“Acts causing slight harm” — Section 95 IPC
4. Transgressions at A.K. Khan Law College
Pune 2005. I am a law student — at age 50! (Cricket and law go together — ask Sangakkara, Adam Parore, Darren Ganga, or Peter Roebuck.)
No bunking. As classes end when the matches start.
But when my favourite player Sourav Ganguly comes to play a Ranji Trophy match (at the height of his “exile”), I skip a lecture on “Grounds for Appeal”, entering the more appealing cricket grounds. Manage to survive the three years and get a law degree without sacrificing my cricket. (Thanks to the family support, specially my parents.)
My project on the “Ganguly-Chappell” issue and its relevance with defamation has the External Examiner nodding in appreciation. (Must have been a Ganguly fan too.)
5. Jumping the queue
Chennai 2008. India-South Africa Test. Viru's second 300. All roads lead to Chepauk. Sehwag on the rampage.
Rushing to the stadium, my heart sinks; a mile-long queue. I charge up to the counter. “Ladies ke kudu pa (give it to the lady),” from the amused policeman at the ticket stands. I grab that chance with both hands. One, thrusting the cash, and the other, almost snatching the tickets from the ticket clerk. Before anyone can cry,“‘Howzat' lady jumping the queue?” I disappear into the stands as fast as a Sehwag-hit sixer.
2011: As I grow older, and (not so wiser) I find myself outgrowing the need to watch non-stop cricket. Working for an International Law Firm takes care of that. Enjoying my second innings. Writing, following cricket, working with young colleagues and age-old legal principles.
But, cricket lovers, beware. Listening to commentary at work, can cost you your job — as per a recent Supreme Court ruling!
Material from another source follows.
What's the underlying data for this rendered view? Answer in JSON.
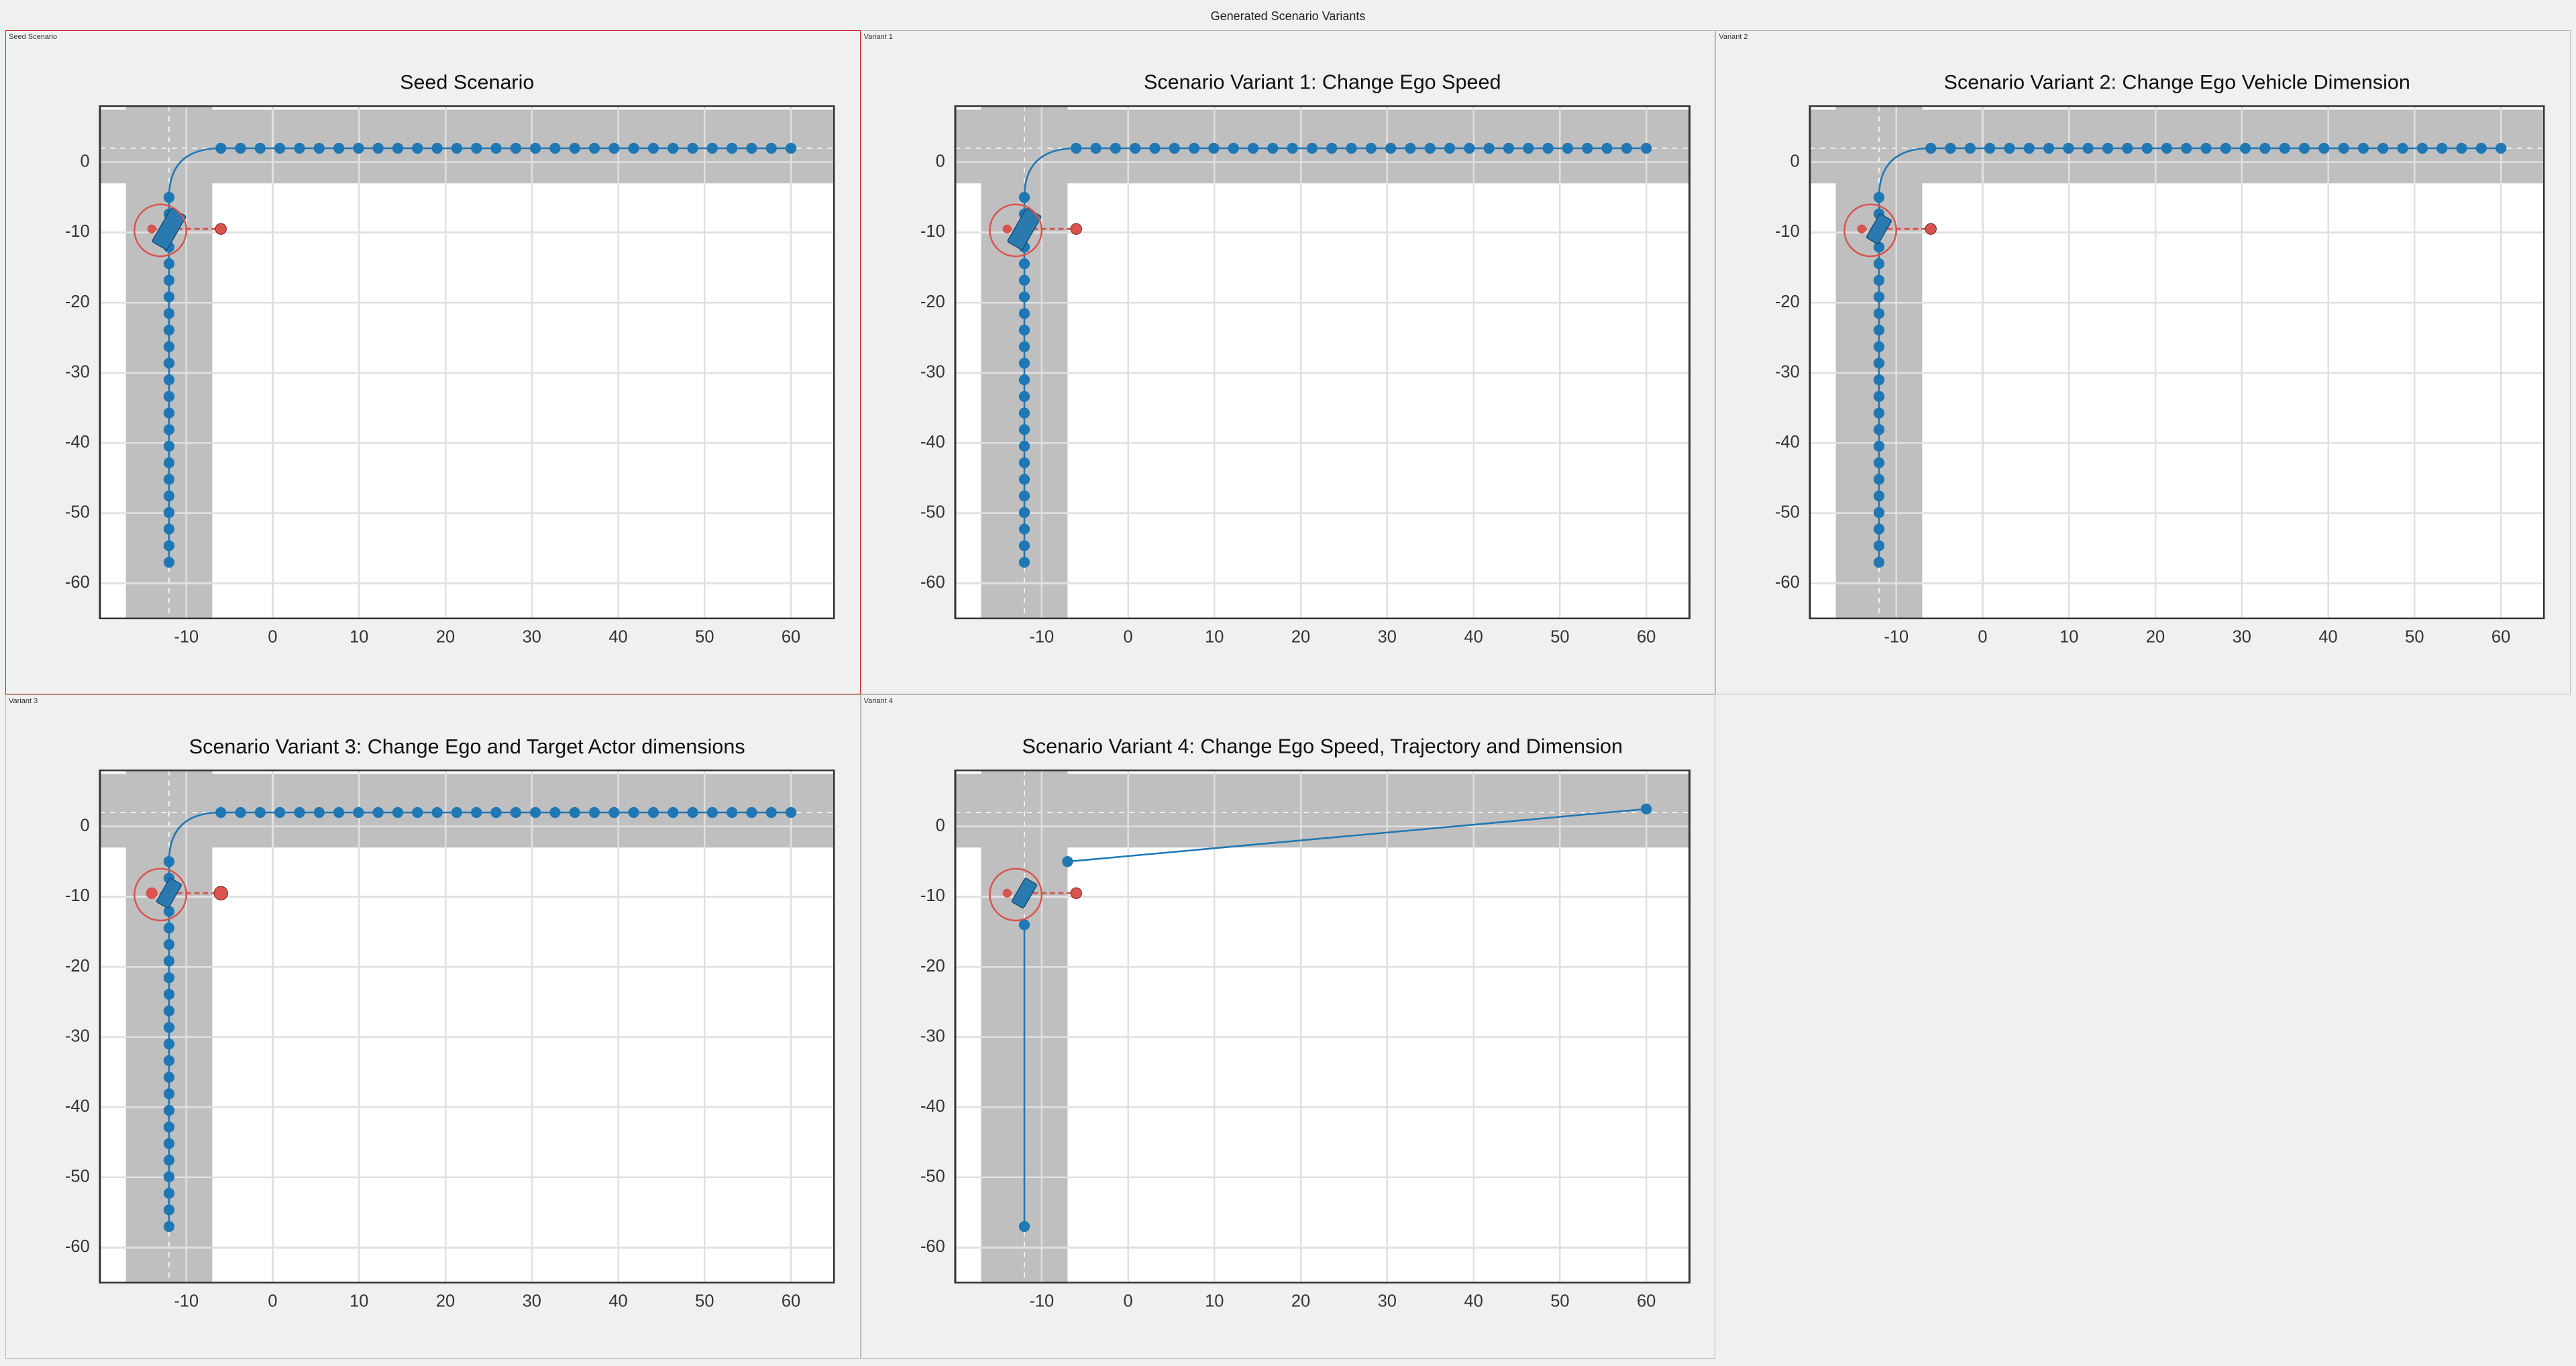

This piece is dedicated to my mother, Kalyani, who passed away last year, soon after her 80th birthday. And to my father Air Marshal P.V. Iyer (Retd), who at 81, continues to run his incredible 10 km daily run.
Keywords: cricket fanatics